* FATF wants countries to tighten cryptocurrency oversight
* Countries to register crypto companies like exchanges
* Europol warns digital coins being used for crime (Adds FATF President, U.S. Treasury Secretary, lawyer comment)
By John O'Donnell and Tom Wilson
FRANKFURT/LONDON, June 21 (Reuters) - Cryptocurrency firms will be subjected to rules to prevent the abuse of digital coins such as bitcoin for money laundering, a global watchdog said on Friday, the first worldwide regulatory attempt to constrain the rapidly growing sector.
Financial Action Task Force (FATF), set up 30 years ago to tackle money laundering, told countries to tighten oversight of cryptocurrency exchanges to stop digital coins being used to launder cash.
The move by FATF, which groups countries from the United States to China and bodies such as the European Commission, reflects growing concern among international law enforcement agencies that cryptocurrencies are being used to launder the proceeds of crime.
Countries will be compelled to register and supervise cryptocurrency-related firms such as exchanges and custodians, which will have to carry out detailed checks on customers and report suspicious transactions, FATF said in a statement.
"This will enable the emerging FinTech sector to stay one-step ahead of rogue regimes and sympathisers of illicit causes searching for avenues to raise and transfer funds without detection," U.S. Treasury Secretary Steven Mnuchin told a FATF meeting in Florida, according to remarks posted on the U.S Treasury website.
Simon Riondet, head of financial intelligence at Europol, the European police agency that coordinates cross-border investigations, told Reuters he saw a growing use of cryptocurrencies in laundering criminal money.
"This is a risk we all face worldwide," FATF President Marshall Billingslea told Reuters. "Nations need to move forward rapidly.
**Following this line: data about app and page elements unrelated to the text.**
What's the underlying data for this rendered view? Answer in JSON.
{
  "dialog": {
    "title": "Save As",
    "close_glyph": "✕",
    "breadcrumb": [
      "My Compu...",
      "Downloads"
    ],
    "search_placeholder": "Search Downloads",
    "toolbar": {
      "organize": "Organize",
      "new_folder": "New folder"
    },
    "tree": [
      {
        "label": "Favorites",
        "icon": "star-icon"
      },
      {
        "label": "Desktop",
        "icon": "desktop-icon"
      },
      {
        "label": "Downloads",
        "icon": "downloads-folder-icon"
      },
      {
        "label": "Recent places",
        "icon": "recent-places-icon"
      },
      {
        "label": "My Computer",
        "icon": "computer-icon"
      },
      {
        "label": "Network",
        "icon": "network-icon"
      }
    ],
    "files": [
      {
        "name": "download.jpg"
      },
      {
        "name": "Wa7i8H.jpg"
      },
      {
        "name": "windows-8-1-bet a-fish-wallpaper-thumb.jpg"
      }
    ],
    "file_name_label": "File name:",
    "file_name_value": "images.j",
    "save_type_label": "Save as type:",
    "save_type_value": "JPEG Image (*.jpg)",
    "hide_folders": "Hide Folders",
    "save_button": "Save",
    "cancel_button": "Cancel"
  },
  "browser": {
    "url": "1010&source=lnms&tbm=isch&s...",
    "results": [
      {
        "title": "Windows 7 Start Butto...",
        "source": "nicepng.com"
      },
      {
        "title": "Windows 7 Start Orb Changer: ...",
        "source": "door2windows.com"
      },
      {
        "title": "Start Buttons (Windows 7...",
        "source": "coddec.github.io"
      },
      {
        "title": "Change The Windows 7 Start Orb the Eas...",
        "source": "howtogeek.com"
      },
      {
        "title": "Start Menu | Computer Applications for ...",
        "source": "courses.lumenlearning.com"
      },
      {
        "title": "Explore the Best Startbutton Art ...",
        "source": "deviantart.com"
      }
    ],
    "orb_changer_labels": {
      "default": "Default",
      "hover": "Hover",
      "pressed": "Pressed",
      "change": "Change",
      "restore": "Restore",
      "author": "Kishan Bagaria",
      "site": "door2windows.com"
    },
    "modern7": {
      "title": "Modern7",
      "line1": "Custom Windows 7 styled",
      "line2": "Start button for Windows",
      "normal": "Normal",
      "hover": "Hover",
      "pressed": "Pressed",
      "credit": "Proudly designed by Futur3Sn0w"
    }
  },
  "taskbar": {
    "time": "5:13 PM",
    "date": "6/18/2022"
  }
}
This is an urgent issue."
Europol broke up a Spanish drugs cartel this year that laundered cash using two crypto ATMs, machines that issue cryptocurrencies for cash.
Riondet said cryptocurrencies were used to transfer money across borders, as well as to break down large criminal money transfers into smaller amounts that are harder to detect.
"We also have some investigation on the dark web in which the payments are made in cryptocurrencies, sometimes in bitcoin, and they are switching it to more anonymised cryptocurrencies," he said.
The move by the FATF comes amid heightened concern about a sector, championed by some as a means of shaking off government controls, but seen by central banks as a potential threat to their status as guarantors of the financial system.
There is little available data on the scale of money laundering using cryptocurrencies although, given the relatively small scale of the market, it is likely to be a fraction of money laundering using cash.
This week, Facebook prompted criticism from regulators and policymakers when it unveiled plans for a cryptocurrency it dubbed Libra.
Three European central bankers have claimed oversight over Libra to ensure it would not jeopardise the financial system or be used to launder money.
Germany's central bank chief, Jens Weidmann, said virtual tokens pegged to official currencies, known as stablecoins, could undermine banks if they become widely used.
The FATF initiative marks the first attempt to establish a global approach in regulating the $300 billion coin trading market, supplementing a current patchwork ranging from Japan's move to license exchanges to an outright ban in China.
Global Digital Finance, an industry body that represents crypto-related companies worldwide, said it welcomed the FATF rules.
But Teana Baker-Taylor, its executive director, said FATF recommendations to compel firms to include in cryptocurrency transactions details of senders and beneficiaries could be difficult to meet.
"We are obviously going to comply," Baker-Taylor said. "The challenge is asking for something that there is the technical facility to do."
The rules could spark consolidation in the cryptocurrency sector because of the high cost of implementing anti-money laundering checks for smaller firms, said Megan Gordon, a partner at Clifford Chance law firm. (Reporting by John O'Donnell and Tom Wilson Editing by David Holmes and Louise Heavens)